Every so often in my work at Marin Institute, we get a complaint from someone about an alcohol advertisement they’ve seen in their community they think shouldn’t be there. Most of the time, they’re right. In the role of industry watchdog, I’ve taken on the responsibility to report such complaints to the industry directly to get the ads removed as soon as possible.
However, at Marin, we have made a deliberate decision to not use the industry’s official complaint process, because as we demonstrated with our report in 2008, it’s a failure and a charade.
Instead, when it’s a spirits ad that I think is in violation of the voluntary code, I will send an email directly to Lynne Omlie, who handles such matters for the Distilled Spirits Council of the United States (DISCUS), the national trade group for the spirits industry.
Recently, we recently received an email (with the above photo) from a concerned mother about a huge Jose Cuervo ad on the side of a building in Seattle, right across the street from her son’s middle school. (The industry’s voluntary, self-regulation guidelines say that such ads much be at least 500 feet from a school, so this was a clear violation.)
I quickly forwarded the message to Lynne Omlie of DISCUS and copied Janet Evans, the attorney at the Federal Trade Commission who oversees alcohol advertising.
The good news is that the ad came down the very next day. According to this letter of apology, the ad placement was the result of an “oversight” by the billboard company, which, although it had conducted a survey of the area, somehow missed this middle school. OK, mistakes happen, problem solved.

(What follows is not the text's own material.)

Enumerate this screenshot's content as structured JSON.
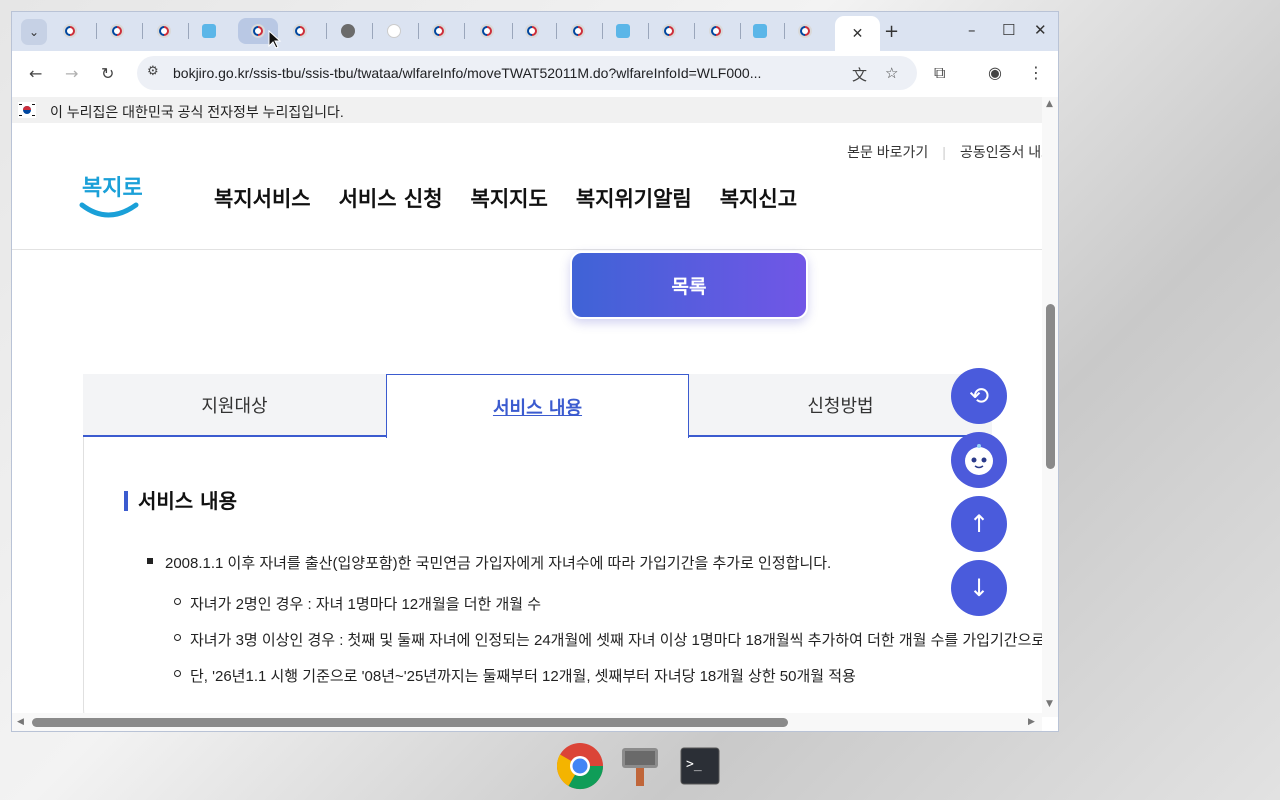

But it didn’t stop there.
Instead of just taking care of the matter and apologizing for the blatant error, Lynne Omlie went out of her way to tell us that this complaint would be recorded as part of the official process, despite my requests that she not do so.

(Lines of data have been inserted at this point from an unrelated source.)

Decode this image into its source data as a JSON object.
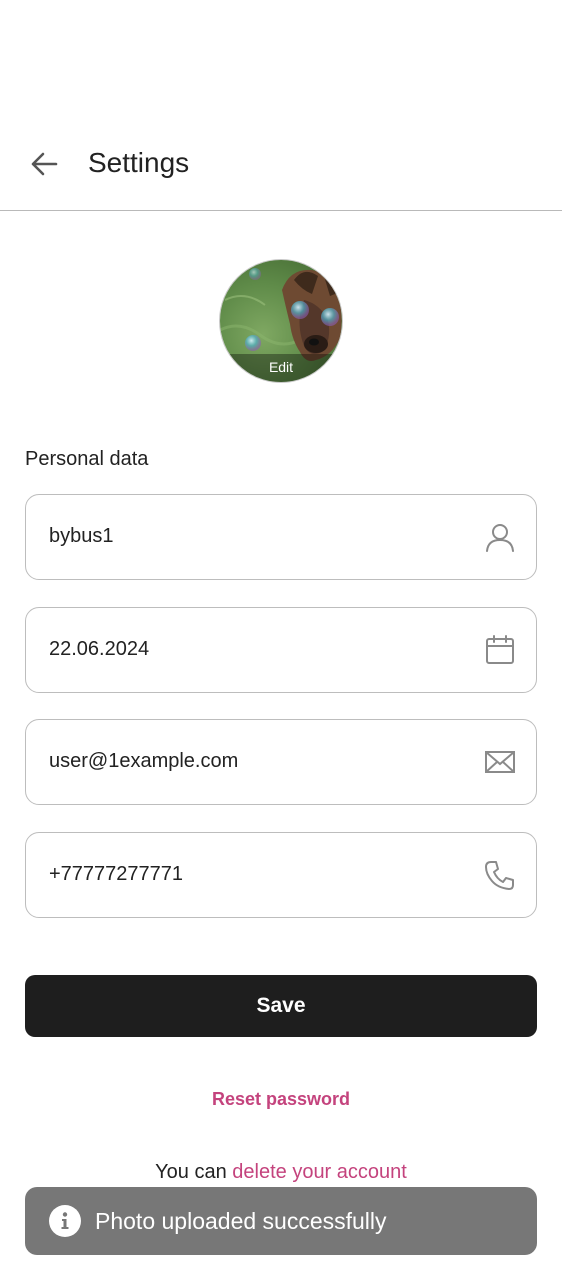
{
  "header": {
    "title": "Settings",
    "back_icon": "arrow-left-icon"
  },
  "avatar": {
    "edit_label": "Edit"
  },
  "personal": {
    "section_label": "Personal data",
    "username": {
      "value": "bybus1",
      "icon": "user-icon"
    },
    "birthdate": {
      "value": "22.06.2024",
      "icon": "calendar-icon"
    },
    "email": {
      "value": "user@1example.com",
      "icon": "envelope-icon"
    },
    "phone": {
      "value": "+77777277771",
      "icon": "phone-icon"
    }
  },
  "actions": {
    "save_label": "Save",
    "reset_password_label": "Reset password",
    "delete_prefix": "You can ",
    "delete_link": "delete your account"
  },
  "toast": {
    "icon": "info-icon",
    "message": "Photo uploaded successfully"
  },
  "colors": {
    "accent": "#c4437d",
    "button_bg": "#1e1e1e",
    "toast_bg": "#777777",
    "border": "#bdbdbd"
  }
}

Why does this matter? Because now DISCUS gets to celebrate this incident as a wonderful “victory” of how well the complaint process is working. We complained, they took swift action, and so this must mean the system works, right? Wrong.
How long was the ad up? Who knows? How many other ads are out there also in violation of the 500 foot rule, all over the nation? Who knows? No one studies this in any regular or scientific manner, and yet, DISCUS gets to claim the system works. Here is what Lynne Omlie told our constituent who brought her complaint to us, not them:

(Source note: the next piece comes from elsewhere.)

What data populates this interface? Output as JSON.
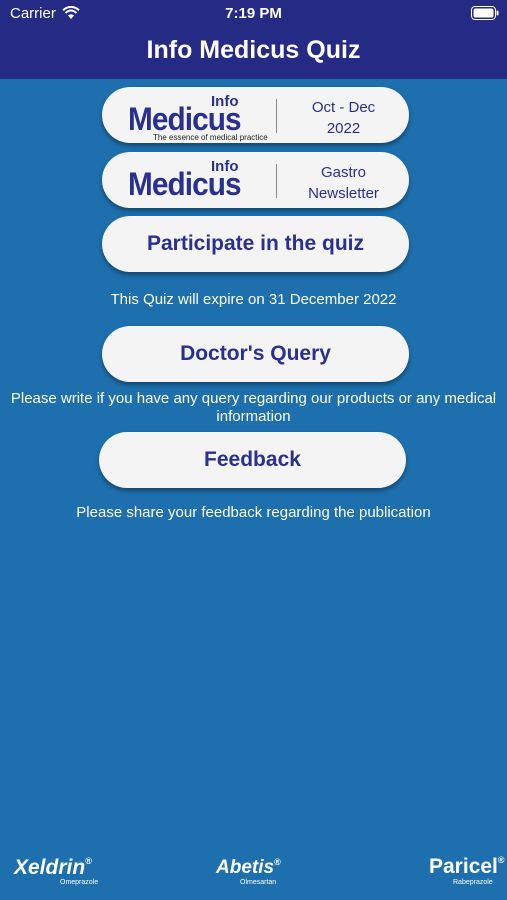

Your complaint will be part of the Code’s next Semi-Annual Report and posted on the DISCUS website within the next few days. Your proactive action to address this advertisement will be highlighted in the placement tutorials at our October 18th-19th “Best Practices” Media Summit, attended by industry members from all sectors—DISCUS member distillers, non-member distillers, brewers and vintners, as well as their respective media placement companies and advertising agencies.
Translation? DISCUS will be using this unfortunate incident to celebrate how great their voluntary system is working. Indeed, it will become a case-study of success! They may even give themselves an award for “best practices,” they are so proud of themselves!
Here’s what I told Lynne Omlie in response via email:
Thank you Lynne, for your prompt attention to this matter. It is great to have such a swift resolution. However, I do need to reiterate my prior request to not turn this unfortunate situation to DISCUS’ advantage by publishing the complaint as a “victory” in your report.
All this does is further Marin Institute’s position that those reports are a complete charade. How can the self-regulatory system be viewed as a success when the only cases you report on are complaints like these? It is the exception, rather than the rule, to have people [like this woman] take the time and energy to contact us. Most people don’t know that’s even an option. She obviously had no idea how to complain to DISCUS or she would have done so directly.
Hardly an example of “Best Practices,” this complaint just raises the question, how many other ads are in violation that we will never even know about? Unless and until we have an independent, scientifically-sound monitoring system in place, we will never know the answer to that question. Thanks again for your speedy action. Now let’s just leave it at that.
But industry just can’t because they need to perpetuate the charade of self-regulation. Whether the issue is alcohol advertising or junk food marketing to kids, voluntary self-regulation is a failed system that only serves to further industry’s PR goals. Judging by this experience, it’s working like a charm.
(A version of this post appeared originally on Marin Institute’s website.)